As we know, the weight and size of the batteries are the first challenge that manufacturers must face, a fortiori if they wish to offer models with an acceptable autonomy, even significant, of the kind that allows the family to go for trips. long trips in near thermal conditions, without too much range anxiety.
Is SUVs a good way to hide battery overweight?
We also know that weight and bulk – and therefore consumption and environmental impact – are the main criticisms leveled at SUVs. By opting for this format on the electric, the manufacturers cancel in a way these effects, because the general volume minimizes by as much the ratio of space allocated to the batteries, to the benefit of the interior space, since on the other hand the engines and transmission are less space intensive.
On the other hand, the criticisms that can be addressed to thermal SUVs are less relevant when it comes to electric SUVs, because all electric cars offering comfort and range – I am not talking about small urban ones – are heavy and bulky. . So, provided the efficiency and aerodynamics are there, a 2-ton electric SUV will probably not be more harmful to the environment than a 2-ton electric sedan.
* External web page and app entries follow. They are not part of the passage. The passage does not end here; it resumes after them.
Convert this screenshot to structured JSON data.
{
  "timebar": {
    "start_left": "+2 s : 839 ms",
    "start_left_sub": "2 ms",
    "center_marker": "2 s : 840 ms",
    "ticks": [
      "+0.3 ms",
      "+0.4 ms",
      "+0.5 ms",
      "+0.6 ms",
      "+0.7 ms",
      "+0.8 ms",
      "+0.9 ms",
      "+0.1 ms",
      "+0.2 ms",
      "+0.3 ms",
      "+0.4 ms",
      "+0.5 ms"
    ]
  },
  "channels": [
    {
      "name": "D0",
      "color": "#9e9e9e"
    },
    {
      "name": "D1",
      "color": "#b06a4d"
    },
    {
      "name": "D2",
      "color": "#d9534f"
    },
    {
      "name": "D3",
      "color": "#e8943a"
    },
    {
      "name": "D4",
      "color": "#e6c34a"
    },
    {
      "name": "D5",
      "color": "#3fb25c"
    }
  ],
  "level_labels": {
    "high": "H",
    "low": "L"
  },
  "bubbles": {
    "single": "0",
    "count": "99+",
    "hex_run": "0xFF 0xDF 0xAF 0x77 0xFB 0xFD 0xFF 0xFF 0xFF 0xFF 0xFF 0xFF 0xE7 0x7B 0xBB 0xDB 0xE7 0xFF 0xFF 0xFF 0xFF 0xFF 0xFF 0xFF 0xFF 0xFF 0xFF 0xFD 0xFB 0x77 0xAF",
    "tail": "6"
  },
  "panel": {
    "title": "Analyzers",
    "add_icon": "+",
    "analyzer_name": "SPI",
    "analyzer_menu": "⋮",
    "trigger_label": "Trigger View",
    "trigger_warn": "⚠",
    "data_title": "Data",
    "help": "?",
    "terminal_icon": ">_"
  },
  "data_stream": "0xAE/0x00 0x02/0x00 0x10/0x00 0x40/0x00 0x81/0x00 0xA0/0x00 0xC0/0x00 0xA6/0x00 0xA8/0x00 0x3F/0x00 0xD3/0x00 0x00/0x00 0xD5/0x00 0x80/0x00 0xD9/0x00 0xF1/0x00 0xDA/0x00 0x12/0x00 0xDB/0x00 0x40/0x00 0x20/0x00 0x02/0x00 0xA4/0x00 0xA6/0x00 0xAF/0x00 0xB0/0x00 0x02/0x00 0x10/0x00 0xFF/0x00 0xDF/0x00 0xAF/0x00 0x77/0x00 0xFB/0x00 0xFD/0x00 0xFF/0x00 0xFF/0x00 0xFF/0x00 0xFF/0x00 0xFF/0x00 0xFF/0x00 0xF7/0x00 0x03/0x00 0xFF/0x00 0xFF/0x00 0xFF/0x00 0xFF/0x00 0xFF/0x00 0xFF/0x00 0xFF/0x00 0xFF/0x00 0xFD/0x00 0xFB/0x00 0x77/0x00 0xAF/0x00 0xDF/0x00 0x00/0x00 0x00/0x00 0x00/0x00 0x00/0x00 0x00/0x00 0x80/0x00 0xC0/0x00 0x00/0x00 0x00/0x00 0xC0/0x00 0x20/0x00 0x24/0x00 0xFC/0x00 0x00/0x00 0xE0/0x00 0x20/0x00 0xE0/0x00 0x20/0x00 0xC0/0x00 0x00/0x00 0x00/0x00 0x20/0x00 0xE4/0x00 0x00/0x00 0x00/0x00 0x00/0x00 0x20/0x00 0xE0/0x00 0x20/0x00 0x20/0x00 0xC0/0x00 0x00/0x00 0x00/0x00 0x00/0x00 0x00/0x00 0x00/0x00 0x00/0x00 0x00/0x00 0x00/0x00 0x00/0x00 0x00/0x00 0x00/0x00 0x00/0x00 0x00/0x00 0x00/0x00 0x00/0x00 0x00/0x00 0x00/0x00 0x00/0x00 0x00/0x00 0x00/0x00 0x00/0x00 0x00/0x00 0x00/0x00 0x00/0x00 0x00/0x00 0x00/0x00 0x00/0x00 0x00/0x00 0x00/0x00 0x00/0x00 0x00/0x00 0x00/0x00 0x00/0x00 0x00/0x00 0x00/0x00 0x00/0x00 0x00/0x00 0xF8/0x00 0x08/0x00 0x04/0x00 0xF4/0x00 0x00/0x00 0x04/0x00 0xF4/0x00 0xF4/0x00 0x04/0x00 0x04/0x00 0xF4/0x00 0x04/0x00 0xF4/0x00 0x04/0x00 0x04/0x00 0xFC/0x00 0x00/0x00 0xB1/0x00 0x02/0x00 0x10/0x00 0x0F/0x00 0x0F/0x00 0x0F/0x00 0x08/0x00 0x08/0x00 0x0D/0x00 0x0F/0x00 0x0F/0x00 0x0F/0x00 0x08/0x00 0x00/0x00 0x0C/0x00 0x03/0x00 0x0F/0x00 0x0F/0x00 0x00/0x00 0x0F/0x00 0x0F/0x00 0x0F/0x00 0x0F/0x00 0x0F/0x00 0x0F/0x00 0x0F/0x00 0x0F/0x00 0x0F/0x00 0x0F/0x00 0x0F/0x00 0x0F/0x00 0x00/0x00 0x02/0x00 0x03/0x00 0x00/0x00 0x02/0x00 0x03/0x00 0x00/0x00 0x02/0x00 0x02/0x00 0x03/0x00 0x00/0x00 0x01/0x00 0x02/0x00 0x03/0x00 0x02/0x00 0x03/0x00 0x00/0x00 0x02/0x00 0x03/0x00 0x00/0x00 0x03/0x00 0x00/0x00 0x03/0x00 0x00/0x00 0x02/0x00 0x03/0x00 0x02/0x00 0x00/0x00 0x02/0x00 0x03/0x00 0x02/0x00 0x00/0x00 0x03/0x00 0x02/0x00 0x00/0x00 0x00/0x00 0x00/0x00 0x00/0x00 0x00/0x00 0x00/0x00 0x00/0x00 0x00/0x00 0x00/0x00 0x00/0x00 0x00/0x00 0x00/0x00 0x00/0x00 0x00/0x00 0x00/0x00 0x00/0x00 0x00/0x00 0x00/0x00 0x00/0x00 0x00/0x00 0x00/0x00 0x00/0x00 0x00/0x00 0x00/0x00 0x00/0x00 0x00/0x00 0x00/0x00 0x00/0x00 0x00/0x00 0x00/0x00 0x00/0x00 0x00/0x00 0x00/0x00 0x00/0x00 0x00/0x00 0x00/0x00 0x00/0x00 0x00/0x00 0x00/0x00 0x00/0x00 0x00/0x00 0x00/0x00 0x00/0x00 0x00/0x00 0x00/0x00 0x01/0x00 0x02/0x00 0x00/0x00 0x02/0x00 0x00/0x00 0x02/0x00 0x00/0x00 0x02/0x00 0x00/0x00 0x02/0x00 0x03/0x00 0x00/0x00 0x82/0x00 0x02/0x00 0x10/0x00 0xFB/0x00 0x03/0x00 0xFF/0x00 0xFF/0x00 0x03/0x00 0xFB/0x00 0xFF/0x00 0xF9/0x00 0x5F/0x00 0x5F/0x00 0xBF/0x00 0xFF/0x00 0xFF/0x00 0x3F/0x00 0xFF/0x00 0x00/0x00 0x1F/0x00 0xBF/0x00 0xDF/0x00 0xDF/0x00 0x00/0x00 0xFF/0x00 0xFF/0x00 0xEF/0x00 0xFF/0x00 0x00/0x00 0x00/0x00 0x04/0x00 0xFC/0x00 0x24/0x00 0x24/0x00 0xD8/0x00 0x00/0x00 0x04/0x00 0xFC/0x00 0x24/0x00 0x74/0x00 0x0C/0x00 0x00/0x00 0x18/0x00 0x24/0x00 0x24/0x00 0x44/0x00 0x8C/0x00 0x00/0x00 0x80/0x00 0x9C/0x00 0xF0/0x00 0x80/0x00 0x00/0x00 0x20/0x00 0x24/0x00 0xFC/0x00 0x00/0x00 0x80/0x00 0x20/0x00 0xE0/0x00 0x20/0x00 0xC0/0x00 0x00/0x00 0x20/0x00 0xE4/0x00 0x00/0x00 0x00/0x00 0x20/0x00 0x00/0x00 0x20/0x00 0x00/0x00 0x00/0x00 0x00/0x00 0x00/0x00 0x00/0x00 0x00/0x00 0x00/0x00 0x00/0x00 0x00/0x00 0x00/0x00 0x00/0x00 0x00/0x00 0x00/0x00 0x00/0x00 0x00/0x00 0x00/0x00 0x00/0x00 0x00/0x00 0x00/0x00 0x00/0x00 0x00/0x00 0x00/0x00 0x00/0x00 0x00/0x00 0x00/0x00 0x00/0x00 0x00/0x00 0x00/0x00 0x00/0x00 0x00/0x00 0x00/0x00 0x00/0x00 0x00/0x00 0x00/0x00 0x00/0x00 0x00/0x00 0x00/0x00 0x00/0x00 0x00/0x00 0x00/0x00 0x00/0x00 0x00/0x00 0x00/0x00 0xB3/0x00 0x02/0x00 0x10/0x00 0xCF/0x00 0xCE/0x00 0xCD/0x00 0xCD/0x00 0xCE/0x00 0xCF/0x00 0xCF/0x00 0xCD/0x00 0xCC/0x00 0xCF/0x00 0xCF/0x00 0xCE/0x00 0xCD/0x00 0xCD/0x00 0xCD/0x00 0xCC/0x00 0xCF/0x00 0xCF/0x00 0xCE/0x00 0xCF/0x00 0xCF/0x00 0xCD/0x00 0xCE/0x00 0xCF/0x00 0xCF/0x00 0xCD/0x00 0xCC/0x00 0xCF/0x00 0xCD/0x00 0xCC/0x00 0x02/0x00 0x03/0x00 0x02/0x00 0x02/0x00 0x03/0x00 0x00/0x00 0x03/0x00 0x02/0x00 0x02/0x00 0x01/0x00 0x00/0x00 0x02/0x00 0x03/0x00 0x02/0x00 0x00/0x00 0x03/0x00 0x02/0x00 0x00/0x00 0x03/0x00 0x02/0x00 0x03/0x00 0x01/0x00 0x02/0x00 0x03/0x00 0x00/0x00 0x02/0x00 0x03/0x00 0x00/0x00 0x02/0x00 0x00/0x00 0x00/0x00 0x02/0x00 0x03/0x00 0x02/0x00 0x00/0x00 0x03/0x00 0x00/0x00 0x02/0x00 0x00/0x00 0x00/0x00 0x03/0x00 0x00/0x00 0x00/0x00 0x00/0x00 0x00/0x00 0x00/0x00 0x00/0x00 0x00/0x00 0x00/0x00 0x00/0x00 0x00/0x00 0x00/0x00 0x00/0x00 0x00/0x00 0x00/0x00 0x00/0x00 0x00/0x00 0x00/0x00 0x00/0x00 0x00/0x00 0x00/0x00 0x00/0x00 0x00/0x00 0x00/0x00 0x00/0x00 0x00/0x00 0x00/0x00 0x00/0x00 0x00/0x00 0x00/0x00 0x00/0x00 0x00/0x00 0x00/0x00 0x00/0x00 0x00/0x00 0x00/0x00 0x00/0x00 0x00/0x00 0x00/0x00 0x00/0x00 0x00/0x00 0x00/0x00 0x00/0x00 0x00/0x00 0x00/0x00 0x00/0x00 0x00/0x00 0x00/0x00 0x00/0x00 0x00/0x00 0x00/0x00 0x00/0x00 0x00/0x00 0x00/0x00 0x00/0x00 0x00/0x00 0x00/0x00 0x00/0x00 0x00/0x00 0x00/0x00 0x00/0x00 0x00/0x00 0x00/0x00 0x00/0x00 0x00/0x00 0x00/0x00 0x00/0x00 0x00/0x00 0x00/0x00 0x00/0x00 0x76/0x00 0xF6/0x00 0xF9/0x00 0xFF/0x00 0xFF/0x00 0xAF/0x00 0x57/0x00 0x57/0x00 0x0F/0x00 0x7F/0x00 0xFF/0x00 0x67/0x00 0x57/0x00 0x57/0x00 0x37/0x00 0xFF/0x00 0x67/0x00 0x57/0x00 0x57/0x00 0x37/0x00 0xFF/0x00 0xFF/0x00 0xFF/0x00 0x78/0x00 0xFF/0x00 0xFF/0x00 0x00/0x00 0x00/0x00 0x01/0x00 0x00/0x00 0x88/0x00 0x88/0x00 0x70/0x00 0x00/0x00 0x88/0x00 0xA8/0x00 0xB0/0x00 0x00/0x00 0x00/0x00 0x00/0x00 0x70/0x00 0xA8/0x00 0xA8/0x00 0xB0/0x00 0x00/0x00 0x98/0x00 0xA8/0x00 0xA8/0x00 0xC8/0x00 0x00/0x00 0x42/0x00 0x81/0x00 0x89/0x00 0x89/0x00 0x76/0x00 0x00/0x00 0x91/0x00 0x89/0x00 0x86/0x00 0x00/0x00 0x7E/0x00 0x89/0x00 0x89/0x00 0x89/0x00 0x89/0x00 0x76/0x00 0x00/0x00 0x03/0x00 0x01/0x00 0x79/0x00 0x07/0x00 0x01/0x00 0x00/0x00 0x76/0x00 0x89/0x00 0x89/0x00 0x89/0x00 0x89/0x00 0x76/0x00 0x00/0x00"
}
On the other hand, it will offer more interior space, if only at the level of headroom.
This is what makes me think that the very notion of an SUV is evolving and could no longer make much sense since this format could become a kind of standard, and all the more so when we know that sedans no longer interest many people today, apart from a few aesthetes or automotive purists, often boomers, and attached to a certain art of living.
This is perhaps how the automotive landscape will be redefined: on the one hand, small, light and agile, relatively low-tech urbanites, like the Dacia Spring (well, an “SUV” precisely), on the other large spacious road cars, which still evoke SUVs by their lines, but whose more fluid profile offers an ideal mix between sedan and 4 × 4. Some examples ? They are legion, but look at the line of the Mustang Mach-E, the Tesla Model Y, the VW ID.4 or the Audi e-tron Q4, not to mention the Kia EV6, among others …
And then, in the midst of these two mass markets, eventually, the coupes, the real ones, which, if they are not more efficient, will offer a line and an exclusivity that some will always seek.
I have good this time?